* [WHAT THE EXERCISE ASKS] Output should begin at the line holding "Give me the" and end at the last line of the entries; print those lines verbatim and no others.

* [DATA IN THIS EXERCISE]
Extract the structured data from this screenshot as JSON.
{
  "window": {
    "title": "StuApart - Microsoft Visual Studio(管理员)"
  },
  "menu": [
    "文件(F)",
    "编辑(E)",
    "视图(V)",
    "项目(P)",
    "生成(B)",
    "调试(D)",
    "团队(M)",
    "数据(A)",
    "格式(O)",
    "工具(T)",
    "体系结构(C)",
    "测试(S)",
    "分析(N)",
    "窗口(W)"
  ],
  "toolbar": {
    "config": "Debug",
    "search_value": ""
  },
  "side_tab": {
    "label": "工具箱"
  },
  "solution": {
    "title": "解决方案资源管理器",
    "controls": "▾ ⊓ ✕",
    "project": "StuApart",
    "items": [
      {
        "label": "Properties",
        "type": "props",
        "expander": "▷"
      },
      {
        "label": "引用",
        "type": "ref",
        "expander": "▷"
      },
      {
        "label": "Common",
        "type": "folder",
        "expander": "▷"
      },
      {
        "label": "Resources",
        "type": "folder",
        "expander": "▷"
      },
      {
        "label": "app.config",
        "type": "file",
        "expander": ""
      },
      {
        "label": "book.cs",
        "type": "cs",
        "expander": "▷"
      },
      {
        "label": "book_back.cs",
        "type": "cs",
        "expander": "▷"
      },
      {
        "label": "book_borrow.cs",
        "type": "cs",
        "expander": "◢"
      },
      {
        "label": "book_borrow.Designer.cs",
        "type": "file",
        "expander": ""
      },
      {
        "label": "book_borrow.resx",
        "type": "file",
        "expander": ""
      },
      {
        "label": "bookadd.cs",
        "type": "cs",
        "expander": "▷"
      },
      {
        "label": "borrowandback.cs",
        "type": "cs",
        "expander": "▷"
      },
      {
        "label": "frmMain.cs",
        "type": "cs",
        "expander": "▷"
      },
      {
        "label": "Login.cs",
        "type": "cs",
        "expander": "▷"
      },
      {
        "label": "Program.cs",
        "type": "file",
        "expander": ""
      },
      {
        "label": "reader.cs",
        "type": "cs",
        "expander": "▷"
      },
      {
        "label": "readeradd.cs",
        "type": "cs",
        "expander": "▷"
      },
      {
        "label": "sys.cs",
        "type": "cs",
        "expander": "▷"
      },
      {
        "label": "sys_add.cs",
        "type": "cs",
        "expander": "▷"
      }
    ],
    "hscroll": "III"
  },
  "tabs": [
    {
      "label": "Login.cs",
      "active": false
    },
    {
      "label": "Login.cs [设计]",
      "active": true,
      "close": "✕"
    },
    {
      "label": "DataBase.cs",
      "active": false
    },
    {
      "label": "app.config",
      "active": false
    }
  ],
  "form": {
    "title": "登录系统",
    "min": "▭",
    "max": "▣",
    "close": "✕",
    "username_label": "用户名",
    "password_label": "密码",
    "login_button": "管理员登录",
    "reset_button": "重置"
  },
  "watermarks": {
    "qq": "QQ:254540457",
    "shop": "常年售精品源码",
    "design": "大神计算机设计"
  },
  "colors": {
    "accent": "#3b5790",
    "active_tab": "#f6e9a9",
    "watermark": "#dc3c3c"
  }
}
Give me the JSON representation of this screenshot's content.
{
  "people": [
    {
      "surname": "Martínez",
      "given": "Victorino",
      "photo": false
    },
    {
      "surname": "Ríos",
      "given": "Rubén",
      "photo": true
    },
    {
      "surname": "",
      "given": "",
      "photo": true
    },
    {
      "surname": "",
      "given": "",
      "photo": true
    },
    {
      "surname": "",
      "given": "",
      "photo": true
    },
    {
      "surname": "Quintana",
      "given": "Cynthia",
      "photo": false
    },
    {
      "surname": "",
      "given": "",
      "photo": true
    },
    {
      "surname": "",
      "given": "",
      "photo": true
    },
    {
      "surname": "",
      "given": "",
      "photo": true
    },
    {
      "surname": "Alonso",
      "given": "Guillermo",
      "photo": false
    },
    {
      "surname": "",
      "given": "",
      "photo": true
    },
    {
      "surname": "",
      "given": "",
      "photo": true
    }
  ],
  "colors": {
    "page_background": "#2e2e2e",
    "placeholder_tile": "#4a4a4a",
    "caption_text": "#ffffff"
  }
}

* [EXERCISE OUTPUT]
Give me the JSON representation of this screenshot's content.
{
  "people": [
    {
      "surname": "Martínez",
      "given": "Victorino",
      "photo": false
    },
    {
      "surname": "Ríos",
      "given": "Rubén",
      "photo": true
    },
    {
      "surname": "",
      "given": "",
      "photo": true
    },
    {
      "surname": "",
      "given": "",
      "photo": true
    },
    {
      "surname": "",
      "given": "",
      "photo": true
    },
    {
      "surname": "Quintana",
      "given": "Cynthia",
      "photo": false
    },
    {
      "surname": "",
      "given": "",
      "photo": true
    },
    {
      "surname": "",
      "given": "",
      "photo": true
    },
    {
      "surname": "",
      "given": "",
      "photo": true
    },
    {
      "surname": "Alonso",
      "given": "Guillermo",
      "photo": false
    },
    {
      "surname": "",
      "given": "",
      "photo": true
    },
    {
      "surname": "",
      "given": "",
      "photo": true
    }
  ],
  "colors": {
    "page_background": "#2e2e2e",
    "placeholder_tile": "#4a4a4a",
    "caption_text": "#ffffff"
  }
}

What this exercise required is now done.